CLEVELAND -- When the Indians signed Johnny Damon in April, they hoped he could add another solid left-handed bat in the outfield.
Thus far, though, the veteran Damon hasn't really resembled his normal self at the plate.
Through 15 games entering Sunday, Damon was hitting only .167 with no home runs and two RBIs for the Indians. His .254 on-base percentage was lower than his batting average in any of his 17 career seasons with the Royals, Red Sox, Yankees, Tigers and Rays. Damon was removed from the leadoff spot in favor in Shin-Soo Choo last Monday.
In Sunday's 5-3 loss to the Marlins, Damon managed a hit in his four at-bats with a run scored. The 1-for-4 day improved his batting average to .172. He narrowly missed a home run when he hit a long fly ball to right field that was caught at the warning track in the seventh inning. He is still looking for his first home run of the season.
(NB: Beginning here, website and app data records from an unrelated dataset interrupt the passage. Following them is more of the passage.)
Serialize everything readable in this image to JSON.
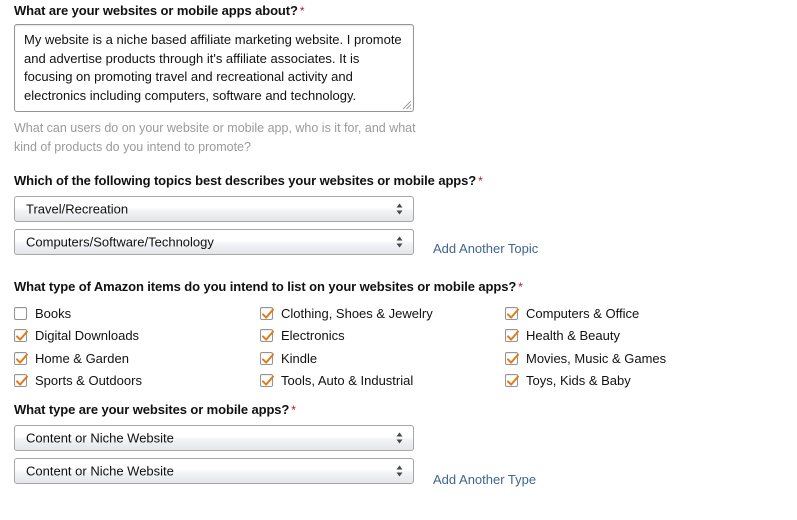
{
  "form": {
    "about": {
      "label": "What are your websites or mobile apps about?",
      "required_marker": "*",
      "textarea_value": "My website is a niche based affiliate marketing website. I promote and advertise products through it's affiliate associates. It is focusing on promoting travel and recreational activity and electronics including computers, software and technology.",
      "textarea_placeholder": "",
      "help_text": "What can users do on your website or mobile app, who is it for, and what kind of products do you intend to promote?",
      "resize_handle_icon": "resize-grip-icon"
    },
    "topics": {
      "label": "Which of the following topics best describes your websites or mobile apps?",
      "required_marker": "*",
      "selects": [
        {
          "value": "Travel/Recreation"
        },
        {
          "value": "Computers/Software/Technology"
        }
      ],
      "add_link": "Add Another Topic",
      "spinner_icon": "select-spinner-icon"
    },
    "items": {
      "label": "What type of Amazon items do you intend to list on your websites or mobile apps?",
      "required_marker": "*",
      "columns": [
        [
          {
            "label": "Books",
            "checked": false
          },
          {
            "label": "Digital Downloads",
            "checked": true
          },
          {
            "label": "Home & Garden",
            "checked": true
          },
          {
            "label": "Sports & Outdoors",
            "checked": true
          }
        ],
        [
          {
            "label": "Clothing, Shoes & Jewelry",
            "checked": true
          },
          {
            "label": "Electronics",
            "checked": true
          },
          {
            "label": "Kindle",
            "checked": true
          },
          {
            "label": "Tools, Auto & Industrial",
            "checked": true
          }
        ],
        [
          {
            "label": "Computers & Office",
            "checked": true
          },
          {
            "label": "Health & Beauty",
            "checked": true
          },
          {
            "label": "Movies, Music & Games",
            "checked": true
          },
          {
            "label": "Toys, Kids & Baby",
            "checked": true
          }
        ]
      ],
      "check_icon": "checkmark-icon"
    },
    "site_type": {
      "label": "What type are your websites or mobile apps?",
      "required_marker": "*",
      "selects": [
        {
          "value": "Content or Niche Website"
        },
        {
          "value": "Content or Niche Website"
        }
      ],
      "add_link": "Add Another Type",
      "spinner_icon": "select-spinner-icon"
    }
  },
  "colors": {
    "required_asterisk": "#cc1111",
    "link": "#3f6590",
    "checkmark": "#e07b17",
    "text": "#111111",
    "help_text": "#9a9a9a",
    "control_border": "#a6a6a6"
  }
}
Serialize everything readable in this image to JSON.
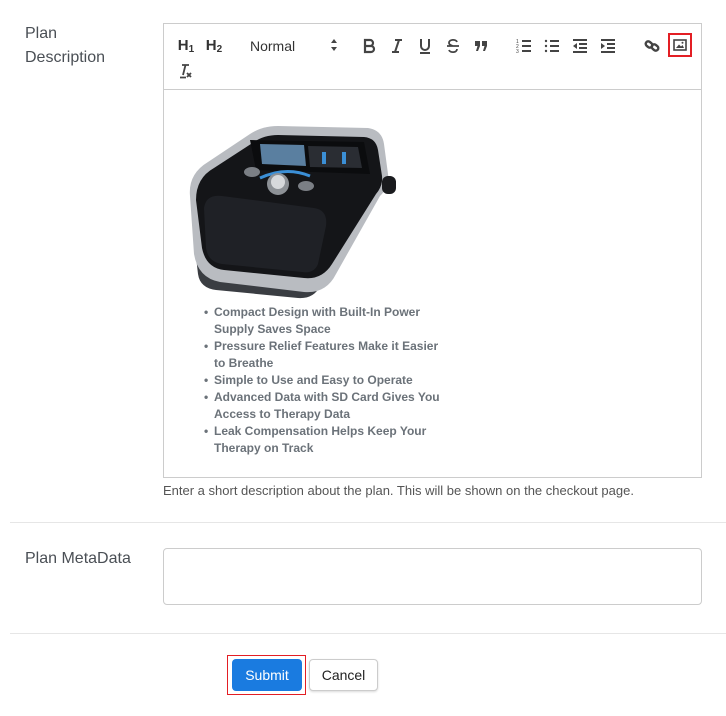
{
  "form": {
    "description_label": "Plan Description",
    "description_help": "Enter a short description about the plan. This will be shown on the checkout page.",
    "metadata_label": "Plan MetaData",
    "metadata_value": "",
    "submit_label": "Submit",
    "cancel_label": "Cancel"
  },
  "toolbar": {
    "h1_label": "H",
    "h1_sub": "1",
    "h2_label": "H",
    "h2_sub": "2",
    "format_selected": "Normal",
    "icons": [
      "header-1-icon",
      "header-2-icon",
      "format-select",
      "bold-icon",
      "italic-icon",
      "underline-icon",
      "strikethrough-icon",
      "blockquote-icon",
      "ordered-list-icon",
      "bullet-list-icon",
      "outdent-icon",
      "indent-icon",
      "link-icon",
      "image-icon",
      "clear-formatting-icon"
    ],
    "highlighted": "image-icon",
    "highlight_color": "#e31e24"
  },
  "editor": {
    "image_alt": "CPAP machine product image",
    "features": [
      "Compact Design with Built-In Power Supply Saves Space",
      "Pressure Relief Features Make it Easier to Breathe",
      "Simple to Use and Easy to Operate",
      "Advanced Data with SD Card Gives You Access to Therapy Data",
      "Leak Compensation Helps Keep Your Therapy on Track"
    ]
  },
  "colors": {
    "primary": "#1a7be0",
    "highlight": "#e31e24"
  }
}
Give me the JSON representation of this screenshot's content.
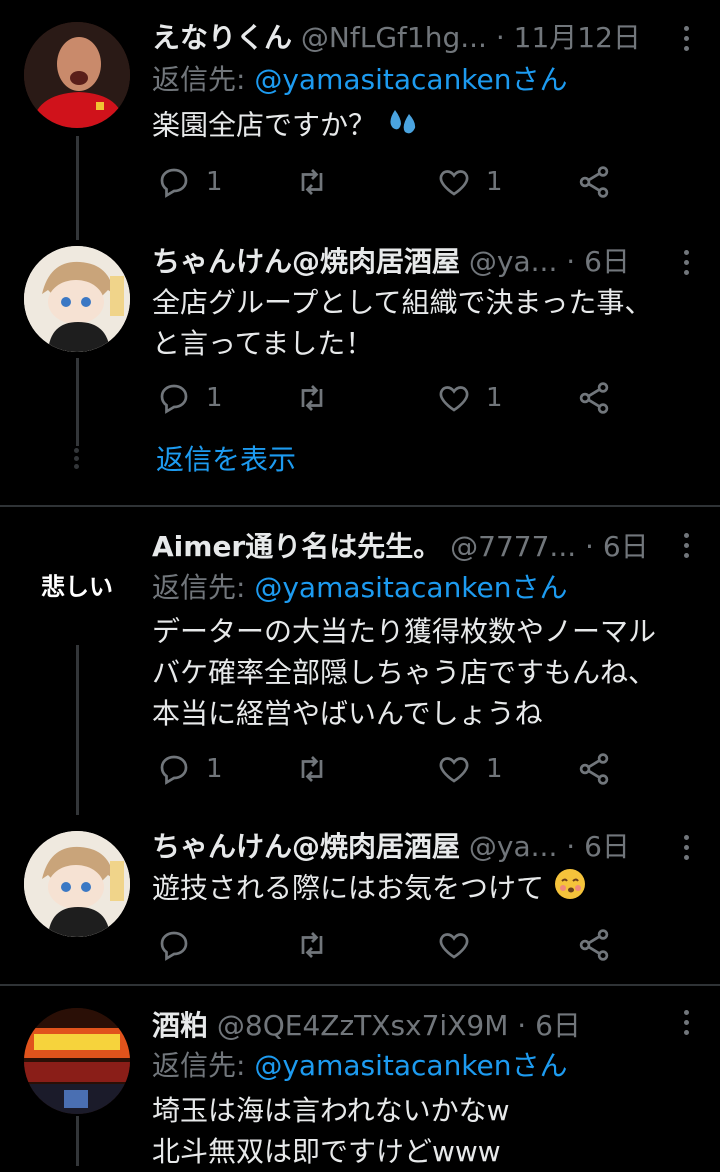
{
  "tweets": [
    {
      "name": "えなりくん",
      "handle": "@NfLGf1hg...",
      "sep": "·",
      "date": "11月12日",
      "reply_prefix": "返信先: ",
      "reply_mention": "@yamasitacanken",
      "reply_suffix": "さん",
      "lines": [
        "楽園全店ですか？"
      ],
      "emoji": "sweat-droplets",
      "reply_count": "1",
      "like_count": "1"
    },
    {
      "name": "ちゃんけん@焼肉居酒屋",
      "handle": "@ya...",
      "sep": "·",
      "date": "6日",
      "lines": [
        "全店グループとして組織で決まった事、",
        "と言ってました！"
      ],
      "reply_count": "1",
      "like_count": "1"
    },
    {
      "name": "Aimer通り名は先生。",
      "handle": "@7777...",
      "sep": "·",
      "date": "6日",
      "avatar_text": "悲しい",
      "reply_prefix": "返信先: ",
      "reply_mention": "@yamasitacanken",
      "reply_suffix": "さん",
      "lines": [
        "データーの大当たり獲得枚数やノーマル",
        "バケ確率全部隠しちゃう店ですもんね、",
        "本当に経営やばいんでしょうね"
      ],
      "reply_count": "1",
      "like_count": "1"
    },
    {
      "name": "ちゃんけん@焼肉居酒屋",
      "handle": "@ya...",
      "sep": "·",
      "date": "6日",
      "lines": [
        "遊技される際にはお気をつけて"
      ],
      "emoji": "face-blowing-kiss",
      "reply_count": "",
      "like_count": ""
    },
    {
      "name": "酒粕",
      "handle": "@8QE4ZzTXsx7iX9M",
      "sep": "·",
      "date": "6日",
      "reply_prefix": "返信先: ",
      "reply_mention": "@yamasitacanken",
      "reply_suffix": "さん",
      "lines": [
        "埼玉は海は言われないかなw",
        "北斗無双は即ですけどwww"
      ]
    }
  ],
  "show_replies": "返信を表示",
  "colors": {
    "background": "#000000",
    "text": "#e7e9ea",
    "muted": "#71767b",
    "link": "#1d9bf0",
    "line": "#333639"
  }
}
Because of Damon's struggles at the plate, Indians manager Manny Acta was asked Saturday how much rope Damon has going forward.
"We don't have a timetable or anything," Acta said. "Damon is here to play for us up until he doesn't want to be here. We signed Damon to be part of the Cleveland Indians. Johnny was signed to be part of this ballclub until the end."
Damon does have a clause in his contract which would allow him to be released if he isn't getting enough playing time or isn't a good fit for the team. He was back in the lineup Sunday after getting Saturday off.
Perez wants to keep focus on Indians' success
CLEVELAND -- Indians closer Chris Perez didn't back away from controversial comments he made about the fans after Saturday's game. Perez addressed the media Sunday morning, saying his feelings had been building for a while.
The final straw, he said, was being booed in a game Thursday against the Mariners when two runners got on base against him. Perez did not allow a run to score, and the Indians won the game in extra innings.
"I don't understand the negativity," Perez said. "Enjoy what we have. We have a first-place team. How many teams in the country would want that right now? We're in first place. Enjoy it. We could be in last place. We could be the Royals or the Pirates and haven't won anything in 20 years. We're not. Enjoy it."
Indians president Mark Shapiro and general manager Chris Antonetti met with Perez on Sunday morning to discuss his comments. Shapiro described it as "a good conversation."
Shapiro said that the organization disagrees with some of the sentiments Perez expressed.
"We certainly want more fans to come," Shapiro said. "And we're working extremely hard to make that happen."
Ubaldo focused on improving mechanics
CLEVELAND -- Ubaldo Jimenez needed to start from the beginning.
For whatever reason, the Indians pitcher said he started to be all over the place with his mechanics, and had to start from scratch.
"It's been taking time because my mechanics got so bad," Jimenez said.
Three starts ago against the Rangers, Jimenez pitched a gem. He held Texas to two hits over seven innings, and he had six strikeouts. In his next start against Boston, though, he got hit for seven runs in only 4 1/3 innings.
"Ubaldo continues to be inconsistent," said Indians general manager Chris Antonetti. "His commitment hasn't wavered. He's worked tirelessly to solidify his delivery mechanics. It just hasn't clicked consistently every five days."
Jimenez, who is 5-4 with a 5.09 ERA, said he's improving every day. He's been working with pitching coach Scott Radinsky on a regular basis, and he said he's starting to feel comfortable with his new mechanics.
"I'm pretty close," Jimenez said. "I'm not going to say that I'm one pitch away or one game away from putting everything together, but I'm getting better and better."
On Saturday, Jeanmar Gomez became the first Indians pitcher since August 1973 to have consecutive starts with a 0.00 ERA following a start with an ERA of at least 8.00 (Gaylord Perry), according to the Elias Sports Bureau.
Indians third baseman Jack Hannahan, who was out of the lineup for the seventh consecutive day Sunday (back tightness), said he "continues to feel better every day."
Justin Albers is an associate reporter for MLB.com This story was not subject to the approval of Major League Baseball or its clubs.